Born Villahermosa, Tabasco, Mexico
Died December 16, 2009(2009-12-16)
Cuernavaca, Morelos, Mexico
Place of burial Villahermosa, Tabasco Cemetery
Allegiance  Mexico
Service/branch Mexican Naval Infantry
Rank Tercer Maestre
Unit Fuerzas Especiales
Battles/wars Mexican Drug War, Death of Arturo Beltrán Leyva.

Melquisedet Angulo Córdova was a Mexican 3rd Petty Officer with the Navy's Special Forces. He was from Tabasco. Córdova was killed on December 16, 2009 during a gun battle in Cuernavaca against members of the Beltrán-Leyva Cartel.[1][2]

Córdova was among the military forces that surrounded an upscale apartment complex harboring Arturo Beltrán Leyva, the cartel leader and one of the three most wanted criminals in Mexico.[1][2] Córdova and two other navy personnel were wounded by a hand grenade, and Córdova succumbed to his injuries as he was being treated by medical personnel. He was the only special forces soldier killed during the gunfight.[2] Arturo Beltrán Leyva was killed during the battle, and six of his gunmen were arrested.[1] Córdova was 30 at the time of his death.[3]

Córdova was honored as a Mexican hero during his funeral on December 21, 2009, in his home state of Tabasco. He received the highest military honors offered by the country, and was ushered to his grave by an honor guard of commandos wearing camouflage fatigues. His mother, Irma Córdova Palma, was presented a folded flag by Secretary of the Navy Mariano Francisco Saynez Mendoza.[1][3] On December 22, only hours after the funeral, gunmen barged into the home of Córdova's family and fired nearly three dozen bullets. Irma Córdova Palma was killed, along with Córdova's brother, sister and aunt.[1][3][4] Gudiel Ivan Sanchez was later arrested in Chiapas for his alleged role as one of the gunmen in the killings.[5]

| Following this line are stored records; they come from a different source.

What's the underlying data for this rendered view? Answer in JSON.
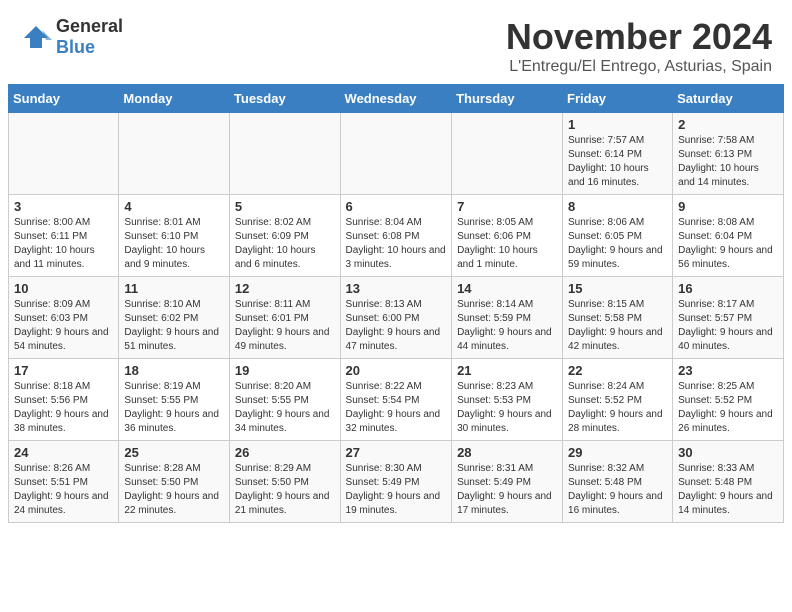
{
  "header": {
    "logo": {
      "general": "General",
      "blue": "Blue"
    },
    "title": "November 2024",
    "location": "L'Entregu/El Entrego, Asturias, Spain"
  },
  "calendar": {
    "days_of_week": [
      "Sunday",
      "Monday",
      "Tuesday",
      "Wednesday",
      "Thursday",
      "Friday",
      "Saturday"
    ],
    "weeks": [
      {
        "days": [
          {
            "number": "",
            "info": ""
          },
          {
            "number": "",
            "info": ""
          },
          {
            "number": "",
            "info": ""
          },
          {
            "number": "",
            "info": ""
          },
          {
            "number": "",
            "info": ""
          },
          {
            "number": "1",
            "info": "Sunrise: 7:57 AM\nSunset: 6:14 PM\nDaylight: 10 hours and 16 minutes."
          },
          {
            "number": "2",
            "info": "Sunrise: 7:58 AM\nSunset: 6:13 PM\nDaylight: 10 hours and 14 minutes."
          }
        ]
      },
      {
        "days": [
          {
            "number": "3",
            "info": "Sunrise: 8:00 AM\nSunset: 6:11 PM\nDaylight: 10 hours and 11 minutes."
          },
          {
            "number": "4",
            "info": "Sunrise: 8:01 AM\nSunset: 6:10 PM\nDaylight: 10 hours and 9 minutes."
          },
          {
            "number": "5",
            "info": "Sunrise: 8:02 AM\nSunset: 6:09 PM\nDaylight: 10 hours and 6 minutes."
          },
          {
            "number": "6",
            "info": "Sunrise: 8:04 AM\nSunset: 6:08 PM\nDaylight: 10 hours and 3 minutes."
          },
          {
            "number": "7",
            "info": "Sunrise: 8:05 AM\nSunset: 6:06 PM\nDaylight: 10 hours and 1 minute."
          },
          {
            "number": "8",
            "info": "Sunrise: 8:06 AM\nSunset: 6:05 PM\nDaylight: 9 hours and 59 minutes."
          },
          {
            "number": "9",
            "info": "Sunrise: 8:08 AM\nSunset: 6:04 PM\nDaylight: 9 hours and 56 minutes."
          }
        ]
      },
      {
        "days": [
          {
            "number": "10",
            "info": "Sunrise: 8:09 AM\nSunset: 6:03 PM\nDaylight: 9 hours and 54 minutes."
          },
          {
            "number": "11",
            "info": "Sunrise: 8:10 AM\nSunset: 6:02 PM\nDaylight: 9 hours and 51 minutes."
          },
          {
            "number": "12",
            "info": "Sunrise: 8:11 AM\nSunset: 6:01 PM\nDaylight: 9 hours and 49 minutes."
          },
          {
            "number": "13",
            "info": "Sunrise: 8:13 AM\nSunset: 6:00 PM\nDaylight: 9 hours and 47 minutes."
          },
          {
            "number": "14",
            "info": "Sunrise: 8:14 AM\nSunset: 5:59 PM\nDaylight: 9 hours and 44 minutes."
          },
          {
            "number": "15",
            "info": "Sunrise: 8:15 AM\nSunset: 5:58 PM\nDaylight: 9 hours and 42 minutes."
          },
          {
            "number": "16",
            "info": "Sunrise: 8:17 AM\nSunset: 5:57 PM\nDaylight: 9 hours and 40 minutes."
          }
        ]
      },
      {
        "days": [
          {
            "number": "17",
            "info": "Sunrise: 8:18 AM\nSunset: 5:56 PM\nDaylight: 9 hours and 38 minutes."
          },
          {
            "number": "18",
            "info": "Sunrise: 8:19 AM\nSunset: 5:55 PM\nDaylight: 9 hours and 36 minutes."
          },
          {
            "number": "19",
            "info": "Sunrise: 8:20 AM\nSunset: 5:55 PM\nDaylight: 9 hours and 34 minutes."
          },
          {
            "number": "20",
            "info": "Sunrise: 8:22 AM\nSunset: 5:54 PM\nDaylight: 9 hours and 32 minutes."
          },
          {
            "number": "21",
            "info": "Sunrise: 8:23 AM\nSunset: 5:53 PM\nDaylight: 9 hours and 30 minutes."
          },
          {
            "number": "22",
            "info": "Sunrise: 8:24 AM\nSunset: 5:52 PM\nDaylight: 9 hours and 28 minutes."
          },
          {
            "number": "23",
            "info": "Sunrise: 8:25 AM\nSunset: 5:52 PM\nDaylight: 9 hours and 26 minutes."
          }
        ]
      },
      {
        "days": [
          {
            "number": "24",
            "info": "Sunrise: 8:26 AM\nSunset: 5:51 PM\nDaylight: 9 hours and 24 minutes."
          },
          {
            "number": "25",
            "info": "Sunrise: 8:28 AM\nSunset: 5:50 PM\nDaylight: 9 hours and 22 minutes."
          },
          {
            "number": "26",
            "info": "Sunrise: 8:29 AM\nSunset: 5:50 PM\nDaylight: 9 hours and 21 minutes."
          },
          {
            "number": "27",
            "info": "Sunrise: 8:30 AM\nSunset: 5:49 PM\nDaylight: 9 hours and 19 minutes."
          },
          {
            "number": "28",
            "info": "Sunrise: 8:31 AM\nSunset: 5:49 PM\nDaylight: 9 hours and 17 minutes."
          },
          {
            "number": "29",
            "info": "Sunrise: 8:32 AM\nSunset: 5:48 PM\nDaylight: 9 hours and 16 minutes."
          },
          {
            "number": "30",
            "info": "Sunrise: 8:33 AM\nSunset: 5:48 PM\nDaylight: 9 hours and 14 minutes."
          }
        ]
      }
    ]
  }
}
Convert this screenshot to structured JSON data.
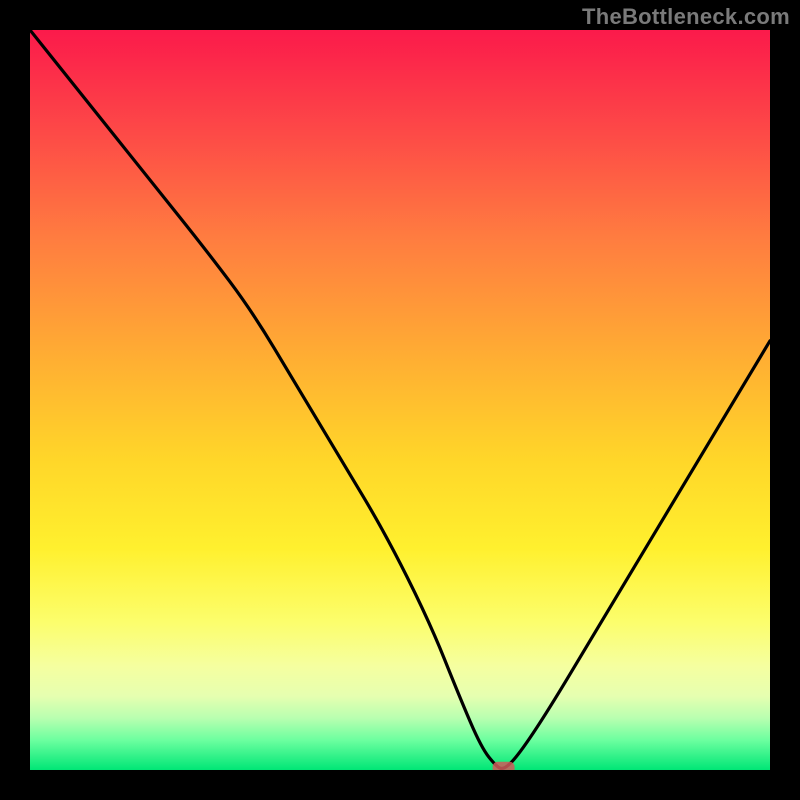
{
  "watermark": "TheBottleneck.com",
  "chart_data": {
    "type": "line",
    "title": "",
    "xlabel": "",
    "ylabel": "",
    "xlim": [
      0,
      100
    ],
    "ylim": [
      0,
      100
    ],
    "series": [
      {
        "name": "bottleneck-curve",
        "x": [
          0,
          8,
          16,
          24,
          30,
          36,
          42,
          48,
          54,
          58,
          61,
          63,
          64,
          66,
          70,
          76,
          82,
          88,
          94,
          100
        ],
        "y": [
          100,
          90,
          80,
          70,
          62,
          52,
          42,
          32,
          20,
          10,
          3,
          0.5,
          0,
          2,
          8,
          18,
          28,
          38,
          48,
          58
        ]
      }
    ],
    "marker": {
      "x": 64,
      "y": 0.3,
      "label": "optimal-point"
    },
    "gradient_stops": [
      {
        "pos": 0,
        "color": "#fb1a4b"
      },
      {
        "pos": 44,
        "color": "#ffad33"
      },
      {
        "pos": 70,
        "color": "#fff02e"
      },
      {
        "pos": 100,
        "color": "#00e676"
      }
    ]
  }
}
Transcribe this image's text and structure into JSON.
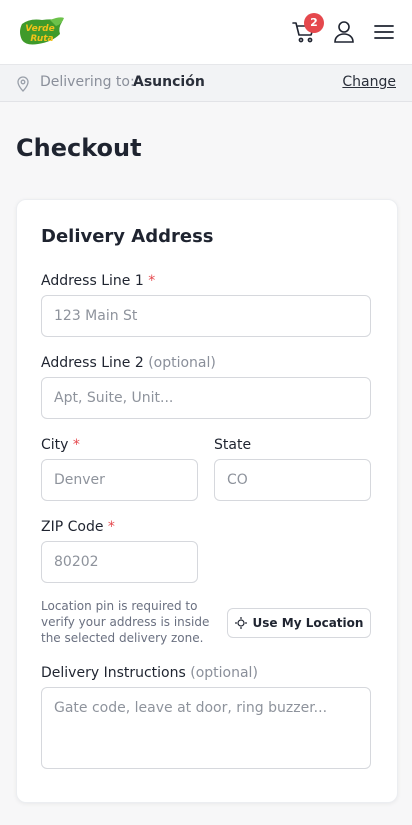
{
  "header": {
    "logo_text": "Verde Ruta",
    "cart_count": "2",
    "icons": [
      "cart-icon",
      "user-icon",
      "menu-icon"
    ]
  },
  "delivery_bar": {
    "label": "Delivering to:",
    "city": "Asunción",
    "change": "Change"
  },
  "page": {
    "title": "Checkout"
  },
  "form": {
    "title": "Delivery Address",
    "address1": {
      "label": "Address Line 1",
      "required": "*",
      "placeholder": "123 Main St"
    },
    "address2": {
      "label": "Address Line 2",
      "optional": "(optional)",
      "placeholder": "Apt, Suite, Unit..."
    },
    "city": {
      "label": "City",
      "required": "*",
      "placeholder": "Denver"
    },
    "state": {
      "label": "State",
      "placeholder": "CO"
    },
    "zip": {
      "label": "ZIP Code",
      "required": "*",
      "placeholder": "80202"
    },
    "location_hint": "Location pin is required to verify your address is inside the selected delivery zone.",
    "use_location": "Use My Location",
    "instructions": {
      "label": "Delivery Instructions",
      "optional": "(optional)",
      "placeholder": "Gate code, leave at door, ring buzzer..."
    }
  },
  "colors": {
    "accent_green": "#3f9a2a",
    "logo_yellow": "#f2c21a",
    "badge_red": "#e5484d",
    "required_red": "#e5484d"
  }
}
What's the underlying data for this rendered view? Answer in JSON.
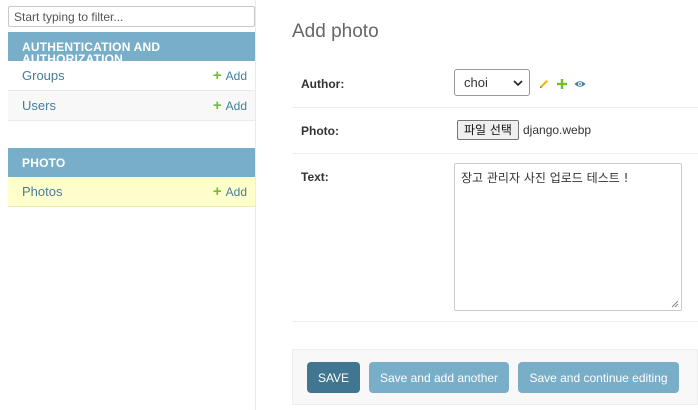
{
  "sidebar": {
    "filter_placeholder": "Start typing to filter...",
    "modules": [
      {
        "caption": "AUTHENTICATION AND AUTHORIZATION",
        "items": [
          {
            "label": "Groups",
            "add": "Add"
          },
          {
            "label": "Users",
            "add": "Add"
          }
        ]
      },
      {
        "caption": "PHOTO",
        "items": [
          {
            "label": "Photos",
            "add": "Add"
          }
        ]
      }
    ]
  },
  "main": {
    "title": "Add photo",
    "fields": {
      "author": {
        "label": "Author:",
        "value": "choi"
      },
      "photo": {
        "label": "Photo:",
        "button": "파일 선택",
        "filename": "django.webp"
      },
      "text": {
        "label": "Text:",
        "value": "장고 관리자 사진 업로드 테스트 !"
      }
    },
    "buttons": {
      "save": "SAVE",
      "save_add_another": "Save and add another",
      "save_continue": "Save and continue editing"
    }
  },
  "colors": {
    "module_caption": "#79aec8",
    "link": "#447e9b",
    "add_plus": "#70bf2b",
    "save_button": "#417690",
    "current_row": "#ffffcc"
  },
  "icons": {
    "edit": "pencil-icon",
    "add_related": "plus-icon",
    "view_related": "eye-icon",
    "add_link": "plus-icon"
  }
}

The killings were believed to be retaliation for the death of Arturo Beltrán-Leyva, as well as a warning against the military forces involved in President Felipe Calderón's war on Mexico's drug cartels.[1][3][4] Although reprisals against families are not uncommon during the Mexican Drug War, the murders of the family members of an already slain soldier are considered a very rare form of intimidation,[1] and seem to violate a basic code of conduct prevalent even among hitmen and traffickers. The Córdova family was not afforded any special protection, and the shootings prompted questions as to whether Córdova's funeral should have been made so public. Experts also questioned whether the retaliation may have been prompted by the decision by authorities to show off pictures of Arturo Beltrán Leyva's dead body.[3]

References[edit]

  1. ^ a b c d e f g Malkin, Elisabeth (December 22, 2009). "Revenge in Drug War Chills Mexico". The New York Times. Retrieved January 4, 2010. 
  2. ^ a b c "Mexico: Top drug cartel leader killed". CNN. December 17, 2009. Retrieved January 4, 2010. 
  3. ^ a b c d e Wilkinson, Tracy (December 23, 2009). "Mexico drug raid hero's family slaughtered". Los Angeles Times. Retrieved January 4, 2010. 
  4. ^ a b Castillo, E. Eduardo (2009-12-22). "Mexico: Asesinan a familia de marino que enfrente a narco". Houston Chronicle. 
  5. ^ "Mexico captures drug lord Carlos Beltran Leyva". Latin American Herald Tribune. Mexico City. January 3, 2010.